• [The data]:
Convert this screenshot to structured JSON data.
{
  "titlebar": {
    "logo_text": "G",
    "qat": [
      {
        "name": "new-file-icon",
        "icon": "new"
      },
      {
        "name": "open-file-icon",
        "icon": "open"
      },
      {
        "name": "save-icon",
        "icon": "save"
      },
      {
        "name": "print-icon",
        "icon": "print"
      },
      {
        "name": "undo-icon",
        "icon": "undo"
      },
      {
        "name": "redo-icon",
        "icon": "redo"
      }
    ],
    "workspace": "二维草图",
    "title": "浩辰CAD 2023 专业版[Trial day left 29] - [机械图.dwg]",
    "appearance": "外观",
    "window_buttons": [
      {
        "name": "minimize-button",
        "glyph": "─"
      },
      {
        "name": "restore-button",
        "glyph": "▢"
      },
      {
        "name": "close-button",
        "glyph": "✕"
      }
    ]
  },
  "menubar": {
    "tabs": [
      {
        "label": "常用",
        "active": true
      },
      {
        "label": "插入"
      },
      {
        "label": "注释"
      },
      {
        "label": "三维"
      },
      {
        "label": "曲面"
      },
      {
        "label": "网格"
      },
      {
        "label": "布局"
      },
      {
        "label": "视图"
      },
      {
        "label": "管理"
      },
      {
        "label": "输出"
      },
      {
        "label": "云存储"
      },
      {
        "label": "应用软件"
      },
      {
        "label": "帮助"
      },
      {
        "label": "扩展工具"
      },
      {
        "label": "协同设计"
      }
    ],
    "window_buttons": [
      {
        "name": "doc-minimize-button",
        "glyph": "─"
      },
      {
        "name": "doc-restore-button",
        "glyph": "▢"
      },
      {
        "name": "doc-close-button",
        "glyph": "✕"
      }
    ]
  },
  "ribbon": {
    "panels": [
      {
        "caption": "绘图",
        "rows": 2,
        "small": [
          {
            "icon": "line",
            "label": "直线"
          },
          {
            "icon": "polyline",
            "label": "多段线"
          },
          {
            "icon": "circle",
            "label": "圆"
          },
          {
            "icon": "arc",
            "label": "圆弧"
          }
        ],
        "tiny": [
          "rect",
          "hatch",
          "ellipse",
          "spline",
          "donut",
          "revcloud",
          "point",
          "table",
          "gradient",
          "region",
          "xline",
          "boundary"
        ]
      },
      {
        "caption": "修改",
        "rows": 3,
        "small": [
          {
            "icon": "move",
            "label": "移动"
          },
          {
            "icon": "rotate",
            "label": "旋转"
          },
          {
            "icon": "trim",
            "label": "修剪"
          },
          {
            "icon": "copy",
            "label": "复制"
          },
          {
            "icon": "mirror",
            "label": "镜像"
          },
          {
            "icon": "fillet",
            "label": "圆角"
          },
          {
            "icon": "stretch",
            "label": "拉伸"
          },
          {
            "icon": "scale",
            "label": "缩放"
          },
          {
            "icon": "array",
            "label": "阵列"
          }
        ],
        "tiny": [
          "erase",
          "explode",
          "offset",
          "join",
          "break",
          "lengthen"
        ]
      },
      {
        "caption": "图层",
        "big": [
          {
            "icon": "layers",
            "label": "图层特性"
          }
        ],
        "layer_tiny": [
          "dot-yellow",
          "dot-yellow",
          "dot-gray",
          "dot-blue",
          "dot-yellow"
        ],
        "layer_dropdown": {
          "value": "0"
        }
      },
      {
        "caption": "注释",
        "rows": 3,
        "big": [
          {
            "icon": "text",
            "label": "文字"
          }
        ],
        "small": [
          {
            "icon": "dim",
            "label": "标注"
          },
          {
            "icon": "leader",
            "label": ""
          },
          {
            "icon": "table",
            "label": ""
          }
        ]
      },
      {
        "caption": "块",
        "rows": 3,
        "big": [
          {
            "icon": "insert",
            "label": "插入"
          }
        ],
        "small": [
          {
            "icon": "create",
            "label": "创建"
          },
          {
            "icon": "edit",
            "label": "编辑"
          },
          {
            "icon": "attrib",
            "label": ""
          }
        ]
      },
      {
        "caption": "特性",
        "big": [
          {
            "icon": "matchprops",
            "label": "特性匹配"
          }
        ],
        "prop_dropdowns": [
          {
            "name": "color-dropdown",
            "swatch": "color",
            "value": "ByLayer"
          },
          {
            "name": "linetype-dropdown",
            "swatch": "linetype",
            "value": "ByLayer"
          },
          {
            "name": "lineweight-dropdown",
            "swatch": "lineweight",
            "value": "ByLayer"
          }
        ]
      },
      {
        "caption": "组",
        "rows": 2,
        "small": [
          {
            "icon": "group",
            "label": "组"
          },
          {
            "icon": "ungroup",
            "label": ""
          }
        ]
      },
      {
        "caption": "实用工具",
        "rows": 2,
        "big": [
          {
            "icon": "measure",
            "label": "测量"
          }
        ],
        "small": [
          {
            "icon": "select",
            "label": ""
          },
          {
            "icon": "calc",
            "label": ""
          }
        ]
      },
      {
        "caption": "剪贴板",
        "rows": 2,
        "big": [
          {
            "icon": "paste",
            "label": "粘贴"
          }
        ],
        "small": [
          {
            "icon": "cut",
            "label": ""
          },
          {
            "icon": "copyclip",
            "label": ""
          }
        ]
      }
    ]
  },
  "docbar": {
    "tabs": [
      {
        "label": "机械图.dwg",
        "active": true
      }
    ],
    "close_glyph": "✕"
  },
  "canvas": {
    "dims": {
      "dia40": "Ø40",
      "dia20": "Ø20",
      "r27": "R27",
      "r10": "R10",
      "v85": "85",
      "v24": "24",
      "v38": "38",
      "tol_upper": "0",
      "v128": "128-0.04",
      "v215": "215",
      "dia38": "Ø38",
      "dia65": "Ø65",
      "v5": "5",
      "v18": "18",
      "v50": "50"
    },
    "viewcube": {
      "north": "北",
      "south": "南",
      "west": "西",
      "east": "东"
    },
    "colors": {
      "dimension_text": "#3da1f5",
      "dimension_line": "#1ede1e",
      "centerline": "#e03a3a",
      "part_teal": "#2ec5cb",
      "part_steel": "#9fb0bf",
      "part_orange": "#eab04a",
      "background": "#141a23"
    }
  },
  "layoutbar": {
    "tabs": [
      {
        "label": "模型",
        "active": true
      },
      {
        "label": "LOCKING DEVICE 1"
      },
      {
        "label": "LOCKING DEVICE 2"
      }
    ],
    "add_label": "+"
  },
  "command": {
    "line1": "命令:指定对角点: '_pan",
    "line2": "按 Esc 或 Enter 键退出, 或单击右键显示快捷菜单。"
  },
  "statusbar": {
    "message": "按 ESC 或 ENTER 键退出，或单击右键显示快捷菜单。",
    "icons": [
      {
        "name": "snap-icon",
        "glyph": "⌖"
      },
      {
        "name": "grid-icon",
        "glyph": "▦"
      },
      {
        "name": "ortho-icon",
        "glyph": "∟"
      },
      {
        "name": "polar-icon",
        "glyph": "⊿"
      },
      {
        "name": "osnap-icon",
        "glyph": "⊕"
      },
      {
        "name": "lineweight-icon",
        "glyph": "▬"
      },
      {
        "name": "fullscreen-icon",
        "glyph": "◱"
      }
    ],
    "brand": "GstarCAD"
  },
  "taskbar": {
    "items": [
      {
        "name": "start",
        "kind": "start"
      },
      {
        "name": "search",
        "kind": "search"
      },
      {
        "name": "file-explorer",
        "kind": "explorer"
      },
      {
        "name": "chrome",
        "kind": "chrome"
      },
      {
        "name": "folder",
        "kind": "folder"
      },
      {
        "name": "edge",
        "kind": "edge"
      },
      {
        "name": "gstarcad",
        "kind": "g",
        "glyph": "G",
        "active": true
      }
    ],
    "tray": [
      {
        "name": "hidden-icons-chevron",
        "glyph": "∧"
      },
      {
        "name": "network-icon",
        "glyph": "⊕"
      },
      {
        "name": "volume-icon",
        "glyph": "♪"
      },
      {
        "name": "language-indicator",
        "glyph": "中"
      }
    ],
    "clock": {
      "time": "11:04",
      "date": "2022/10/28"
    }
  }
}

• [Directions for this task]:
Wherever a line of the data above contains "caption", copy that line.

• [Exercise response]:
        "caption": "绘图",
        "caption": "修改",
        "caption": "图层",
        "caption": "注释",
        "caption": "块",
        "caption": "特性",
        "caption": "组",
        "caption": "实用工具",
        "caption": "剪贴板",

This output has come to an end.